In Elon Musk’s latest Twitter antics, the CEO branded several media organizations, including NPR and BBC, as “government-funded media.” Musk, a frequent critic of liberal media outlets, initially labeled NPR as “state-affiliated media,” putting it on a par with the Russian propaganda network RT and China’s Xinhua News Agency. However, the media platform then changed the label to “government-funded media” following backlash from NPR and BBC. In a recent statement, NPR said the media company will officially quit Twitter altogether: “NPR will no longer post fresh content to its 52 official Twitter feeds, becoming the first major news organization to go silent on the social media platform.” In explaining its decision, NPR cited Twitter’s initial branding of the network as “state-affiliated media,” the same term it uses for propaganda outlets in Russia, China, and other autocratic countries. BBC also objects to Musk’s label and works with Twitter to resolve the issue.
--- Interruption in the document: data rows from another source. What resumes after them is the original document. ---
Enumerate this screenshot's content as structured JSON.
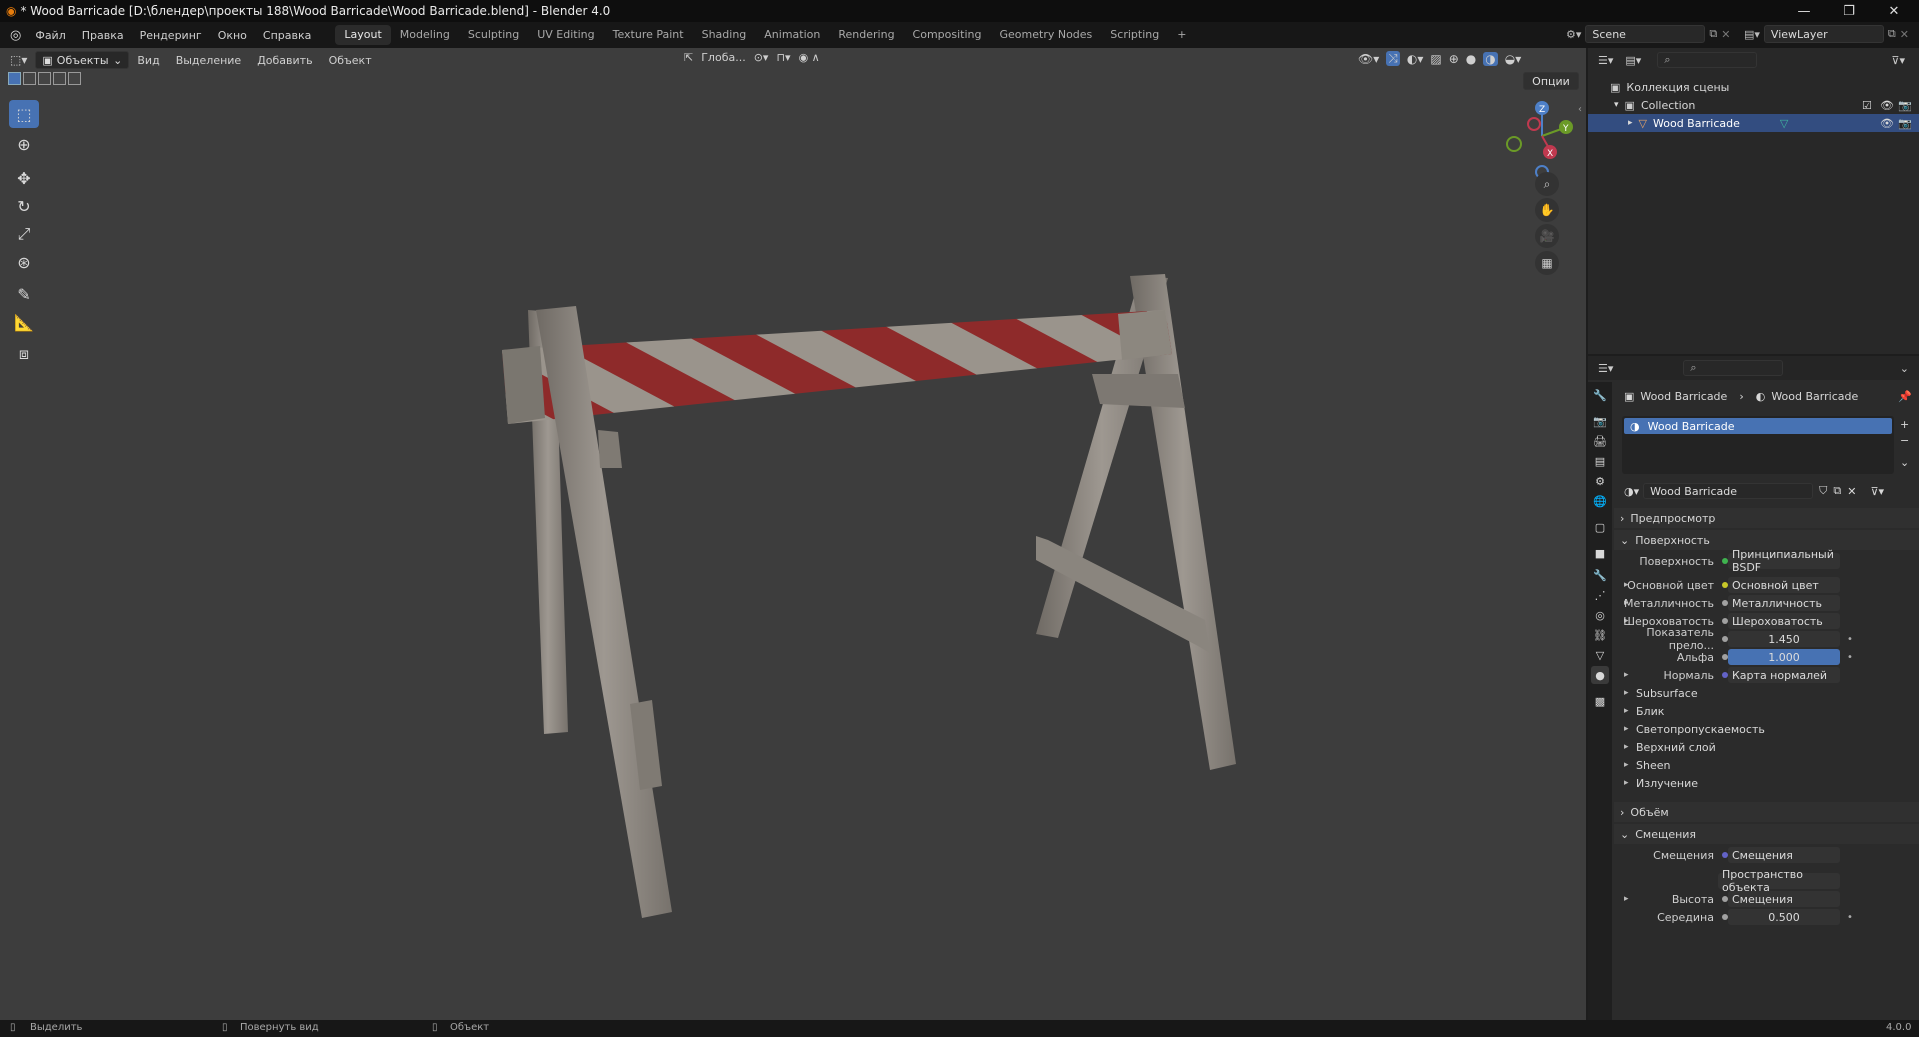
{
  "window": {
    "title": "* Wood Barricade [D:\\блендер\\проекты 188\\Wood Barricade\\Wood Barricade.blend] - Blender 4.0",
    "controls": [
      "—",
      "❐",
      "✕"
    ]
  },
  "topbar": {
    "menus": [
      "Файл",
      "Правка",
      "Рендеринг",
      "Окно",
      "Справка"
    ],
    "workspaces": [
      "Layout",
      "Modeling",
      "Sculpting",
      "UV Editing",
      "Texture Paint",
      "Shading",
      "Animation",
      "Rendering",
      "Compositing",
      "Geometry Nodes",
      "Scripting"
    ],
    "active_workspace": "Layout",
    "add_tab": "+",
    "scene": "Scene",
    "view_layer": "ViewLayer"
  },
  "viewport": {
    "mode": "Объекты",
    "menus": [
      "Вид",
      "Выделение",
      "Добавить",
      "Объект"
    ],
    "transform_orientation": "Глоба...",
    "options": "Опции",
    "gizmo": {
      "x": "X",
      "y": "Y",
      "z": "Z"
    },
    "background_color": "#3d3d3d"
  },
  "outliner": {
    "items": [
      {
        "label": "Коллекция сцены",
        "level": 0
      },
      {
        "label": "Collection",
        "level": 1
      },
      {
        "label": "Wood Barricade",
        "level": 2,
        "selected": true
      }
    ]
  },
  "properties": {
    "breadcrumb": [
      "Wood Barricade",
      "Wood Barricade"
    ],
    "material_slot": "Wood Barricade",
    "material_name": "Wood Barricade",
    "sections": {
      "preview": "Предпросмотр",
      "surface": "Поверхность",
      "volume": "Объём",
      "displacement": "Смещения"
    },
    "surface_rows": [
      {
        "label": "Поверхность",
        "value": "Принципиальный BSDF",
        "dot": "#3fb34f"
      },
      {
        "label": "Основной цвет",
        "value": "Основной цвет",
        "dot": "#c7c729",
        "expand": true
      },
      {
        "label": "Металличность",
        "value": "Металличность",
        "dot": "#a1a1a1",
        "expand": true
      },
      {
        "label": "Шероховатость",
        "value": "Шероховатость",
        "dot": "#a1a1a1",
        "expand": true
      },
      {
        "label": "Показатель прело...",
        "value": "1.450",
        "dot": "#a1a1a1",
        "numeric": true
      },
      {
        "label": "Альфа",
        "value": "1.000",
        "dot": "#a1a1a1",
        "numeric": true,
        "highlight": true
      },
      {
        "label": "Нормаль",
        "value": "Карта нормалей",
        "dot": "#6363c7",
        "expand": true
      }
    ],
    "subpanels": [
      "Subsurface",
      "Блик",
      "Светопропускаемость",
      "Верхний слой",
      "Sheen",
      "Излучение"
    ],
    "displacement_rows": [
      {
        "label": "Смещения",
        "value": "Смещения",
        "dot": "#6363c7"
      },
      {
        "label": "",
        "value": "Пространство объекта"
      },
      {
        "label": "Высота",
        "value": "Смещения",
        "dot": "#a1a1a1",
        "expand": true
      },
      {
        "label": "Середина",
        "value": "0.500",
        "dot": "#a1a1a1",
        "numeric": true
      }
    ]
  },
  "statusbar": {
    "items": [
      "Выделить",
      "Повернуть вид",
      "Объект"
    ],
    "version": "4.0.0"
  },
  "colors": {
    "accent": "#4772b3",
    "stripe_red": "#8e2a2a",
    "wood": "#8f8a84"
  }
}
By Sophie Tanno; April 9. 2023
The BBC is seeking a swift resolution after Twitter branded it as “government funded media.”
Britain’s national broadcaster is predominantly funded by UK households via a license fee, which is also required to watch non-BBC channels or live services. This is supplemented by income from commercial operations.
The @BBC account – which has 2.2 million followers – is currently branded as government funded. The label has not been given to the BBC’s other accounts, including BBC News (World) and BBC Breaking News.
Twitter has not given a definition for what it considers “government funded media” to constitute.
In a statement provided to CNN, the BBC said: “We are speaking to Twitter to resolve this issue as soon as possible.
“The BBC is, and always has been, independent. We are funded by the British public through the licence fee.”
The BBC received the label after a similar one was given to America’s National Public Radio (NPR).
Twitter initially designated the US broadcaster as “state-affiliated media,” putting it on a par with Russian propaganda network RT and China’s Xinhua News Agency.
Following backlash from NPR – who said it would not tweet from the account while the label was in place – it was instead changed to “government funded media.”
NPR receives some funding from public institutions but the vast majority comes from sources such as corporate sponsorships and NPR membership fees.
Twitter defines state-affiliated media outlets as outlets “where the state exercises control over editorial content through financial resources, direct or indirect political pressures, and/or control over production and distribution.”